But the postponement does remove a source of economic pressure this fall. Implementation of Obamacare was the leading fear of mid-range companies, according to an April survey. It was also scheduled to begin right as the White House and Congress try to reach an agreement on the budget and the debt ceiling, an event that could prove disastrous if negotiations breakdown.
Congress: Obama simply did an end-run around Congress, ignoring a deadline written into a law passed by Capitol Hill and largely upheld by the Supreme Court.
Michael F. Cannon, a health care expert with the libertarian Cato Institute, noted that the administration acted unilaterally to delay the employer mandate, without congressional assent. He said it was “the latest indication that we do not live under a Rule of Law, but under a Rule of Rulers who write and rewrite laws at whim.”
Unseemly partisanship and political gridlock inside Congress rules out the possibility of Obamacare being fine-tuned by lawmakers. Instead, House Republicans likely will simply continue to fume, while Democrats will wonder why the administration acted unilaterally without consulting them.
Individuals without Health Insurance: The delay robs employees at medium-sized or larger businesses without insurance of the chance to get coverage through work.

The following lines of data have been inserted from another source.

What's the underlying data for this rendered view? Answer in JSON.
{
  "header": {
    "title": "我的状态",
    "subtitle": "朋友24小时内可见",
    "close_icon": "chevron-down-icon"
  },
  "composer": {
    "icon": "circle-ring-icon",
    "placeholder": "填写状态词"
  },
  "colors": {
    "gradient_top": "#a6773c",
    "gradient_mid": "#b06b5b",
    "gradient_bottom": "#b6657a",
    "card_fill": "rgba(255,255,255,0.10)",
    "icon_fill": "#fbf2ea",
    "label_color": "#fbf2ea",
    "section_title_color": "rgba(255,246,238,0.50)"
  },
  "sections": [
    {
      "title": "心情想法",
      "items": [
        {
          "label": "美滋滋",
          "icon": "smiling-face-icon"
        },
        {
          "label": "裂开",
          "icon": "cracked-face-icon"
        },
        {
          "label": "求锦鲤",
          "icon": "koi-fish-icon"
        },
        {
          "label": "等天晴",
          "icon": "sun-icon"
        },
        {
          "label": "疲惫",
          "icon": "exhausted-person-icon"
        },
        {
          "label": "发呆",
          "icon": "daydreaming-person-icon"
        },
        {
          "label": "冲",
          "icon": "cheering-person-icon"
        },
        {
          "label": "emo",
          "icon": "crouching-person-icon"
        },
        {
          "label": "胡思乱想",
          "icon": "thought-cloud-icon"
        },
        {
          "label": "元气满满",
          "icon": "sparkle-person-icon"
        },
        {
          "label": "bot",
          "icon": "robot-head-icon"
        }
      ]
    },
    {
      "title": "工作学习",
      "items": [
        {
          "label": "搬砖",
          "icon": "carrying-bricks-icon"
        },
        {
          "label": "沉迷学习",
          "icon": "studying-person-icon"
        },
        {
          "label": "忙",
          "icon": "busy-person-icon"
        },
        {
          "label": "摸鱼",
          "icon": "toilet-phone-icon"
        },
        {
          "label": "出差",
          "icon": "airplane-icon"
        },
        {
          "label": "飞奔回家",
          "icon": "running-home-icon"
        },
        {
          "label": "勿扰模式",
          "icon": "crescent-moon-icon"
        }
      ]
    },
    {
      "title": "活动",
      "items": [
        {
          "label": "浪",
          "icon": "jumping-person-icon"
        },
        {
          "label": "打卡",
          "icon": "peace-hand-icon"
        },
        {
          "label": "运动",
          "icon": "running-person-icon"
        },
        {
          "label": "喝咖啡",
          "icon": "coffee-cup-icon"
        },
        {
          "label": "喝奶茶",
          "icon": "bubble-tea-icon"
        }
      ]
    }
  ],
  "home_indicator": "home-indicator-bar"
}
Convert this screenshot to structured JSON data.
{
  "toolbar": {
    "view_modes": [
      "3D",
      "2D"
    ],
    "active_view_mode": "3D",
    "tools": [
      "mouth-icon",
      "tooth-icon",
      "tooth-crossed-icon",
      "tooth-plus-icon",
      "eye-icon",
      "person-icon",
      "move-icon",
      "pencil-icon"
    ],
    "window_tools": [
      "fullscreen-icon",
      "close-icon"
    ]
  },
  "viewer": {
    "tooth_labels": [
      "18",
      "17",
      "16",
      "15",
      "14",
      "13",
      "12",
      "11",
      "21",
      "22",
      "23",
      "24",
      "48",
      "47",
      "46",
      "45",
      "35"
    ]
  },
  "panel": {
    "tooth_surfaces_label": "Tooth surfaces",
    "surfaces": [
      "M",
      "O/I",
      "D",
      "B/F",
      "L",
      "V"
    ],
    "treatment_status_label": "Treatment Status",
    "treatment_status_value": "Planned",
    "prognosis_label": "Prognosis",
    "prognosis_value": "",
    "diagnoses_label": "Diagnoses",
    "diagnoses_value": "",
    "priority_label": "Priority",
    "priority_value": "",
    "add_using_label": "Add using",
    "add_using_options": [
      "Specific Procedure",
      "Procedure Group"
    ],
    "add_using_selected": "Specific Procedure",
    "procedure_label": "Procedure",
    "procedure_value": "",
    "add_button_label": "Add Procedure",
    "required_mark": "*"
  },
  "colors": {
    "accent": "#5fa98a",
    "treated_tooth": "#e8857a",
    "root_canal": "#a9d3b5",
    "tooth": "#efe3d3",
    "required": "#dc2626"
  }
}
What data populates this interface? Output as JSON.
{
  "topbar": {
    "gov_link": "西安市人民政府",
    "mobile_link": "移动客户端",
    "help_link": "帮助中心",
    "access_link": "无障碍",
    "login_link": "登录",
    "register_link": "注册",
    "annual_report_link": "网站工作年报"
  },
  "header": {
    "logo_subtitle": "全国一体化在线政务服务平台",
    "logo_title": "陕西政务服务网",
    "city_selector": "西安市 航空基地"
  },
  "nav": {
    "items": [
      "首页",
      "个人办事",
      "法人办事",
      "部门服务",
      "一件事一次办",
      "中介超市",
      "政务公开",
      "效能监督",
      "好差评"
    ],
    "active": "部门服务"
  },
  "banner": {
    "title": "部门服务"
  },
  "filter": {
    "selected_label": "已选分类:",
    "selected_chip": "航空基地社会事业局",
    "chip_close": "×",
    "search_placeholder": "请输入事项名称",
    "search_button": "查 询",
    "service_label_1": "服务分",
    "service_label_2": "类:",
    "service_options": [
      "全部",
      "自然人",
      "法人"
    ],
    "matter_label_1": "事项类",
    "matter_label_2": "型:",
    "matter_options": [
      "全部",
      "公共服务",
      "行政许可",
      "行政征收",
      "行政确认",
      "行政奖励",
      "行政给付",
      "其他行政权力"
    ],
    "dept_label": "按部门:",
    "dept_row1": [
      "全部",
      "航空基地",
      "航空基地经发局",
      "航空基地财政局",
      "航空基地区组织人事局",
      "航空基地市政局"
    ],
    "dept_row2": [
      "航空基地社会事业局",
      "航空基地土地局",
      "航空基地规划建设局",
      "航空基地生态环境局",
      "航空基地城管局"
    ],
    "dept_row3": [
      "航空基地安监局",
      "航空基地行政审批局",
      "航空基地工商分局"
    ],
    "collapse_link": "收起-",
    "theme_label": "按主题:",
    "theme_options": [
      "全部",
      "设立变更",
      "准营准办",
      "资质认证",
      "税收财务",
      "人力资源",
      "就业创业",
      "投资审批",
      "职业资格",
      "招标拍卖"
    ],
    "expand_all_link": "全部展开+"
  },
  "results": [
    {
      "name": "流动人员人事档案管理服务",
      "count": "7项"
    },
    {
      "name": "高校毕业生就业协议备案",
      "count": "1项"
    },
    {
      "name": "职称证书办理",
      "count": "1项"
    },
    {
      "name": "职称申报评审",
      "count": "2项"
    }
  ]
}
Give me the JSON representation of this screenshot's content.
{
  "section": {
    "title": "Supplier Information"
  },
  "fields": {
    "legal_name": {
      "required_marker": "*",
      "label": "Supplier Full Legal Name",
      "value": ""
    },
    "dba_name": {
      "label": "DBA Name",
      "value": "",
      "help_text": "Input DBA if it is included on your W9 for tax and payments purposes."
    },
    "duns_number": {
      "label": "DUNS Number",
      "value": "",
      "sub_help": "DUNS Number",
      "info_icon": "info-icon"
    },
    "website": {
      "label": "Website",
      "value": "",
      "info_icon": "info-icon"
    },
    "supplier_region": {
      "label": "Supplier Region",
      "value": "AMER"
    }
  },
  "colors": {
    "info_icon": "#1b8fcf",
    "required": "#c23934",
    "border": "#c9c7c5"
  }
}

Many of them will have the opportunity to purchase affordable health care on one of the new insurance exchanges being set up by states and the federal government, but it’s not clear whether all the exchanges will be up and running on time. And unless they purchase insurance, they are subject to a penalty, even as their employers are being exempted from any penalties for at least the next year.
According to Howard Rosen, an accountant at Conner Ash in St. Louis, individuals should be angry that businesses with 50 or more employees no longer face a monetary penalty for failing to provide insurance to their workers. “That’s not what I expect from a Democratic president,” he said.
The Individual Mandate: The government has admitted it is not prepared for small businesses. How far behind is it on individuals?
Recent reports do not paint a pretty picture for Obamacare supporters. Many state exchanges aren’t complete, and a recent Government Accountability Office report found that the IRS is similarly unprepared to take the lead in implementation of the law. Add anger over letting businesses off the hook and the prospect for a delay grows.
“I think in the next 90 days we’ll see that happen. I would expect it right around Labor Day,” Rosen said, referencing the fact that the White House announced the delay during a slow holiday week.
Obama: Health care reform is the president’s signature accomplishment. Without it, his list of accomplishments is alarmingly short.
“The problem the president and the administration is going to have is [explaining] their signature wins," said Peter Hart, a prominent Democratic pollster. "If they end up sort of whittling away health care and then follow that up with whittling away immigration reform, then you think, boy they’ve given away an awful lot for … political peace."
Even if Obamacare does survive, implementation could stretch into the next administration, taking the shine off the accomplishment. Obama might be remember as the man who passed a major health care reform law, but his successor – perhaps Hillary Clinton – could be the one to take credit for implementing it. And if a Republican is elected, it might disappear completely.